Exercise aim:
Copy, in full, each line of the material that holds the word "subtitle".

Supplied data:
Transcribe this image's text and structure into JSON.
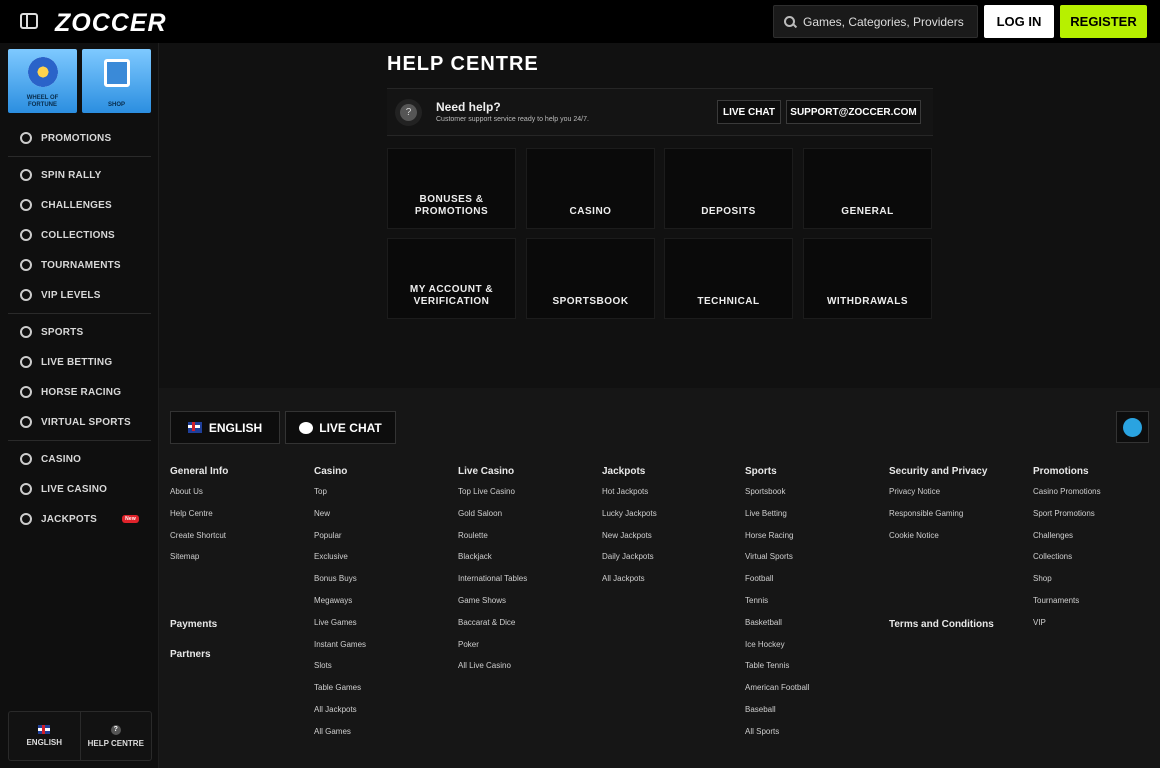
{
  "header": {
    "logo": "ZOCCER",
    "search_placeholder": "Games, Categories, Providers",
    "login": "LOG IN",
    "register": "REGISTER"
  },
  "sidebar": {
    "tiles": [
      {
        "label": "WHEEL OF FORTUNE"
      },
      {
        "label": "SHOP"
      }
    ],
    "groups": [
      [
        {
          "label": "PROMOTIONS",
          "icon": "promotions-icon"
        }
      ],
      [
        {
          "label": "SPIN RALLY",
          "icon": "flag-icon"
        },
        {
          "label": "CHALLENGES",
          "icon": "challenges-icon"
        },
        {
          "label": "COLLECTIONS",
          "icon": "collections-icon"
        },
        {
          "label": "TOURNAMENTS",
          "icon": "tournaments-icon"
        },
        {
          "label": "VIP LEVELS",
          "icon": "vip-icon"
        }
      ],
      [
        {
          "label": "SPORTS",
          "icon": "sports-icon"
        },
        {
          "label": "LIVE BETTING",
          "icon": "live-betting-icon"
        },
        {
          "label": "HORSE RACING",
          "icon": "horse-icon"
        },
        {
          "label": "VIRTUAL SPORTS",
          "icon": "virtual-sports-icon"
        }
      ],
      [
        {
          "label": "CASINO",
          "icon": "casino-icon"
        },
        {
          "label": "LIVE CASINO",
          "icon": "live-casino-icon"
        },
        {
          "label": "JACKPOTS",
          "icon": "jackpots-icon",
          "badge": "New"
        }
      ]
    ],
    "bottom": {
      "language": "ENGLISH",
      "help": "HELP CENTRE"
    }
  },
  "main": {
    "title": "HELP CENTRE",
    "help_box": {
      "title": "Need help?",
      "subtitle": "Customer support service ready to help you 24/7.",
      "live_chat": "LIVE CHAT",
      "email": "SUPPORT@ZOCCER.COM"
    },
    "categories": [
      "BONUSES & PROMOTIONS",
      "CASINO",
      "DEPOSITS",
      "GENERAL",
      "MY ACCOUNT & VERIFICATION",
      "SPORTSBOOK",
      "TECHNICAL",
      "WITHDRAWALS"
    ]
  },
  "footer": {
    "language": "ENGLISH",
    "live_chat": "LIVE CHAT",
    "columns": [
      {
        "title": "General Info",
        "links": [
          "About Us",
          "Help Centre",
          "Create Shortcut",
          "Sitemap"
        ]
      },
      {
        "title": "Casino",
        "links": [
          "Top",
          "New",
          "Popular",
          "Exclusive",
          "Bonus Buys",
          "Megaways",
          "Live Games",
          "Instant Games",
          "Slots",
          "Table Games",
          "All Jackpots",
          "All Games"
        ]
      },
      {
        "title": "Live Casino",
        "links": [
          "Top Live Casino",
          "Gold Saloon",
          "Roulette",
          "Blackjack",
          "International Tables",
          "Game Shows",
          "Baccarat & Dice",
          "Poker",
          "All Live Casino"
        ]
      },
      {
        "title": "Jackpots",
        "links": [
          "Hot Jackpots",
          "Lucky Jackpots",
          "New Jackpots",
          "Daily Jackpots",
          "All Jackpots"
        ]
      },
      {
        "title": "Sports",
        "links": [
          "Sportsbook",
          "Live Betting",
          "Horse Racing",
          "Virtual Sports",
          "Football",
          "Tennis",
          "Basketball",
          "Ice Hockey",
          "Table Tennis",
          "American Football",
          "Baseball",
          "All Sports"
        ]
      },
      {
        "title": "Security and Privacy",
        "links": [
          "Privacy Notice",
          "Responsible Gaming",
          "Cookie Notice"
        ]
      },
      {
        "title": "Promotions",
        "links": [
          "Casino Promotions",
          "Sport Promotions",
          "Challenges",
          "Collections",
          "Shop",
          "Tournaments",
          "VIP"
        ]
      }
    ],
    "extra_heads": {
      "payments": "Payments",
      "partners": "Partners",
      "terms": "Terms and Conditions"
    }
  }
}
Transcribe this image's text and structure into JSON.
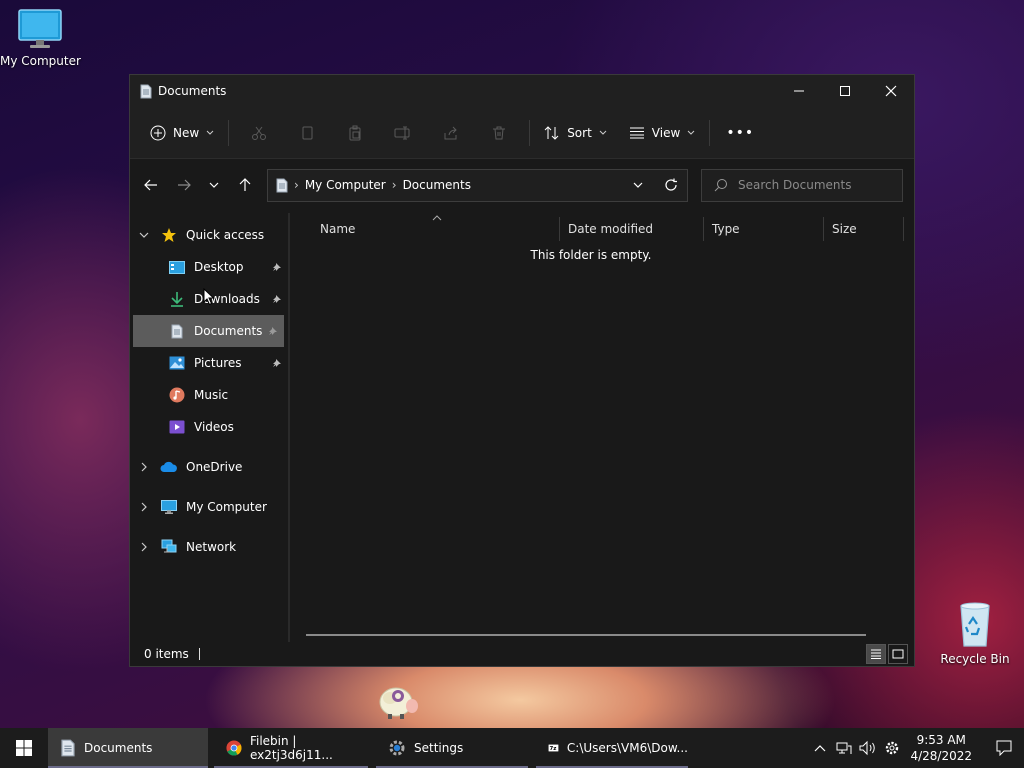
{
  "desktop": {
    "my_computer_label": "My Computer",
    "recycle_bin_label": "Recycle Bin"
  },
  "window": {
    "title": "Documents",
    "toolbar": {
      "new_label": "New",
      "sort_label": "Sort",
      "view_label": "View",
      "more_label": "•••"
    },
    "address": {
      "crumbs": [
        "My Computer",
        "Documents"
      ],
      "separator": "›"
    },
    "search": {
      "placeholder": "Search Documents"
    },
    "nav": {
      "quick_access": "Quick access",
      "items": [
        {
          "label": "Desktop",
          "pinned": true
        },
        {
          "label": "Downloads",
          "pinned": true
        },
        {
          "label": "Documents",
          "pinned": true,
          "selected": true
        },
        {
          "label": "Pictures",
          "pinned": true
        },
        {
          "label": "Music",
          "pinned": false
        },
        {
          "label": "Videos",
          "pinned": false
        }
      ],
      "onedrive": "OneDrive",
      "my_computer": "My Computer",
      "network": "Network"
    },
    "columns": [
      "Name",
      "Date modified",
      "Type",
      "Size"
    ],
    "empty_message": "This folder is empty.",
    "status": {
      "items": "0 items"
    }
  },
  "taskbar": {
    "apps": [
      {
        "label": "Documents",
        "active": true
      },
      {
        "label": "Filebin | ex2tj3d6j11...",
        "active": false
      },
      {
        "label": "Settings",
        "active": false
      },
      {
        "label": "C:\\Users\\VM6\\Dow...",
        "active": false
      }
    ],
    "time": "9:53 AM",
    "date": "4/28/2022"
  },
  "colors": {
    "accent": "#0078d4",
    "selected_nav": "#5c5c5c",
    "window_bg": "#191919",
    "taskbar_bg": "#1c1c1c"
  }
}
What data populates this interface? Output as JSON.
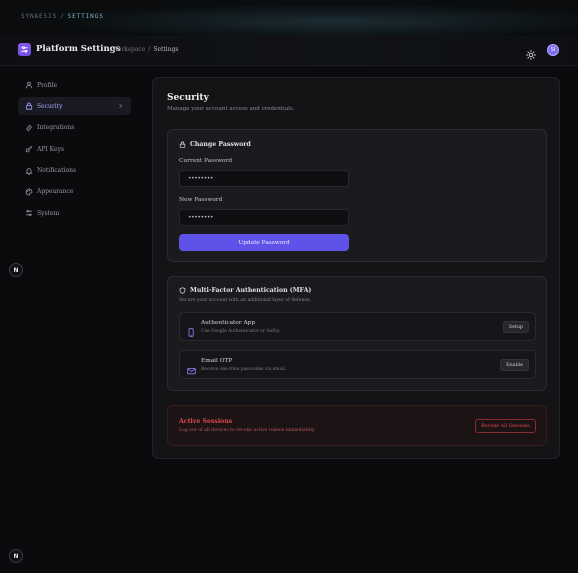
{
  "topbar": {
    "brand": "SYNAESIS",
    "separator": "/",
    "page": "SETTINGS"
  },
  "header": {
    "title": "Platform Settings",
    "breadcrumbs": [
      "Workspace",
      "Settings"
    ],
    "breadcrumb_separator": "/",
    "avatar_initials": "SI"
  },
  "sidebar": {
    "items": [
      {
        "label": "Profile",
        "icon": "user-icon"
      },
      {
        "label": "Security",
        "icon": "lock-icon",
        "active": true
      },
      {
        "label": "Integrations",
        "icon": "link-icon"
      },
      {
        "label": "API Keys",
        "icon": "key-icon"
      },
      {
        "label": "Notifications",
        "icon": "bell-icon"
      },
      {
        "label": "Appearance",
        "icon": "palette-icon"
      },
      {
        "label": "System",
        "icon": "sliders-icon"
      }
    ]
  },
  "fab": {
    "label": "N"
  },
  "security": {
    "title": "Security",
    "subtitle": "Manage your account access and credentials.",
    "change_password": {
      "title": "Change Password",
      "current_label": "Current Password",
      "current_value": "••••••••",
      "new_label": "New Password",
      "new_value": "••••••••",
      "submit": "Update Password"
    },
    "mfa": {
      "title": "Multi-Factor Authentication (MFA)",
      "subtitle": "Secure your account with an additional layer of defense.",
      "methods": [
        {
          "name": "Authenticator App",
          "desc": "Use Google Authenticator or Authy.",
          "action": "Setup",
          "icon": "smartphone-icon"
        },
        {
          "name": "Email OTP",
          "desc": "Receive one-time passcodes via email.",
          "action": "Enable",
          "icon": "mail-icon"
        }
      ]
    },
    "sessions": {
      "title": "Active Sessions",
      "desc": "Log out of all devices to revoke active tokens immediately.",
      "action": "Revoke All Sessions"
    }
  },
  "colors": {
    "accent": "#5f52e9",
    "danger": "#e0484f",
    "brand": "#8b5cf6"
  }
}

Exercise output:
      "subtitle": "Customer support service ready to help you 24/7.",
    "subtitle": "Manage your account access and credentials.",
      "subtitle": "Secure your account with an additional layer of defense.",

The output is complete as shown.